ASSIGNMENT –
Copy all of the material below, line for line.

DATA PROVIDED –

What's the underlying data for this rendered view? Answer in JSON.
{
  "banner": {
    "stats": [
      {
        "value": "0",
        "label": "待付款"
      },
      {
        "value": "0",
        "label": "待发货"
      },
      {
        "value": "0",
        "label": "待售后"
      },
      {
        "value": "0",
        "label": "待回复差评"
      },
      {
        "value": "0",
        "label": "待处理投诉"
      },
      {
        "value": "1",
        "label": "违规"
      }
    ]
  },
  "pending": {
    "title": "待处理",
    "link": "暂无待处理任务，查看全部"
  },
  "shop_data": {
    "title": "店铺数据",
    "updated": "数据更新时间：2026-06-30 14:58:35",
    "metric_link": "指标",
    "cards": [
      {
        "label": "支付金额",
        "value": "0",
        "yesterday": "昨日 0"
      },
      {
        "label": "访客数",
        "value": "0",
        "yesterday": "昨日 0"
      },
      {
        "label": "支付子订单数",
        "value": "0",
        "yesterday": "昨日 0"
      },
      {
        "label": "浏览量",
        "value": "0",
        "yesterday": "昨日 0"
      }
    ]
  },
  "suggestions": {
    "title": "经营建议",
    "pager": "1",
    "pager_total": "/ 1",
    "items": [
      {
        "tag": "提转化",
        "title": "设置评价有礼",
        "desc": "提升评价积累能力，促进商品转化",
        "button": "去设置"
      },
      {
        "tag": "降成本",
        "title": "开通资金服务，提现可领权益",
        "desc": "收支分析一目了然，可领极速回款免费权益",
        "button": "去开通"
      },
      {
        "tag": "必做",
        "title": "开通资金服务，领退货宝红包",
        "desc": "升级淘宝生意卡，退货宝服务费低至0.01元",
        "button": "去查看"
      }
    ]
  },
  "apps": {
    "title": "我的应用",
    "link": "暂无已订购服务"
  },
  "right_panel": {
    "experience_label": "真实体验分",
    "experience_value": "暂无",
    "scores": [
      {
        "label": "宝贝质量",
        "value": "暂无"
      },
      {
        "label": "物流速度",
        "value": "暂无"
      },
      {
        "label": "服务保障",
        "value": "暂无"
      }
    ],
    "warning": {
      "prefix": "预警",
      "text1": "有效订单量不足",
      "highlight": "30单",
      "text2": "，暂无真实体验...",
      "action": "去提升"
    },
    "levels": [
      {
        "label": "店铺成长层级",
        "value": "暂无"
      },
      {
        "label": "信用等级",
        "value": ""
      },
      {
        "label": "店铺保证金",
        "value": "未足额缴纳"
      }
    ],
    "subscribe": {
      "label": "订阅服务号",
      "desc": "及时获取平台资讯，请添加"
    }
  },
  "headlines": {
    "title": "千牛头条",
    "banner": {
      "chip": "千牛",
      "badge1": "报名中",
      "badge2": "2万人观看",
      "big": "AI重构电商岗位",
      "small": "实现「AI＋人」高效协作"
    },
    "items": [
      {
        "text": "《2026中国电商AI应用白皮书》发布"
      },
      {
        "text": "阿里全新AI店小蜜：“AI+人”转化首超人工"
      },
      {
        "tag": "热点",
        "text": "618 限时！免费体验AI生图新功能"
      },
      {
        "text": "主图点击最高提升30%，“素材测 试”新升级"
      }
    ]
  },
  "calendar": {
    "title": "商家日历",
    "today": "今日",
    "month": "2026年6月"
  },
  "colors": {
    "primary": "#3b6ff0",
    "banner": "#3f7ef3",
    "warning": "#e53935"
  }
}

FINAL ANSWER –
What's the underlying data for this rendered view? Answer in JSON.
{
  "banner": {
    "stats": [
      {
        "value": "0",
        "label": "待付款"
      },
      {
        "value": "0",
        "label": "待发货"
      },
      {
        "value": "0",
        "label": "待售后"
      },
      {
        "value": "0",
        "label": "待回复差评"
      },
      {
        "value": "0",
        "label": "待处理投诉"
      },
      {
        "value": "1",
        "label": "违规"
      }
    ]
  },
  "pending": {
    "title": "待处理",
    "link": "暂无待处理任务，查看全部"
  },
  "shop_data": {
    "title": "店铺数据",
    "updated": "数据更新时间：2026-06-30 14:58:35",
    "metric_link": "指标",
    "cards": [
      {
        "label": "支付金额",
        "value": "0",
        "yesterday": "昨日 0"
      },
      {
        "label": "访客数",
        "value": "0",
        "yesterday": "昨日 0"
      },
      {
        "label": "支付子订单数",
        "value": "0",
        "yesterday": "昨日 0"
      },
      {
        "label": "浏览量",
        "value": "0",
        "yesterday": "昨日 0"
      }
    ]
  },
  "suggestions": {
    "title": "经营建议",
    "pager": "1",
    "pager_total": "/ 1",
    "items": [
      {
        "tag": "提转化",
        "title": "设置评价有礼",
        "desc": "提升评价积累能力，促进商品转化",
        "button": "去设置"
      },
      {
        "tag": "降成本",
        "title": "开通资金服务，提现可领权益",
        "desc": "收支分析一目了然，可领极速回款免费权益",
        "button": "去开通"
      },
      {
        "tag": "必做",
        "title": "开通资金服务，领退货宝红包",
        "desc": "升级淘宝生意卡，退货宝服务费低至0.01元",
        "button": "去查看"
      }
    ]
  },
  "apps": {
    "title": "我的应用",
    "link": "暂无已订购服务"
  },
  "right_panel": {
    "experience_label": "真实体验分",
    "experience_value": "暂无",
    "scores": [
      {
        "label": "宝贝质量",
        "value": "暂无"
      },
      {
        "label": "物流速度",
        "value": "暂无"
      },
      {
        "label": "服务保障",
        "value": "暂无"
      }
    ],
    "warning": {
      "prefix": "预警",
      "text1": "有效订单量不足",
      "highlight": "30单",
      "text2": "，暂无真实体验...",
      "action": "去提升"
    },
    "levels": [
      {
        "label": "店铺成长层级",
        "value": "暂无"
      },
      {
        "label": "信用等级",
        "value": ""
      },
      {
        "label": "店铺保证金",
        "value": "未足额缴纳"
      }
    ],
    "subscribe": {
      "label": "订阅服务号",
      "desc": "及时获取平台资讯，请添加"
    }
  },
  "headlines": {
    "title": "千牛头条",
    "banner": {
      "chip": "千牛",
      "badge1": "报名中",
      "badge2": "2万人观看",
      "big": "AI重构电商岗位",
      "small": "实现「AI＋人」高效协作"
    },
    "items": [
      {
        "text": "《2026中国电商AI应用白皮书》发布"
      },
      {
        "text": "阿里全新AI店小蜜：“AI+人”转化首超人工"
      },
      {
        "tag": "热点",
        "text": "618 限时！免费体验AI生图新功能"
      },
      {
        "text": "主图点击最高提升30%，“素材测 试”新升级"
      }
    ]
  },
  "calendar": {
    "title": "商家日历",
    "today": "今日",
    "month": "2026年6月"
  },
  "colors": {
    "primary": "#3b6ff0",
    "banner": "#3f7ef3",
    "warning": "#e53935"
  }
}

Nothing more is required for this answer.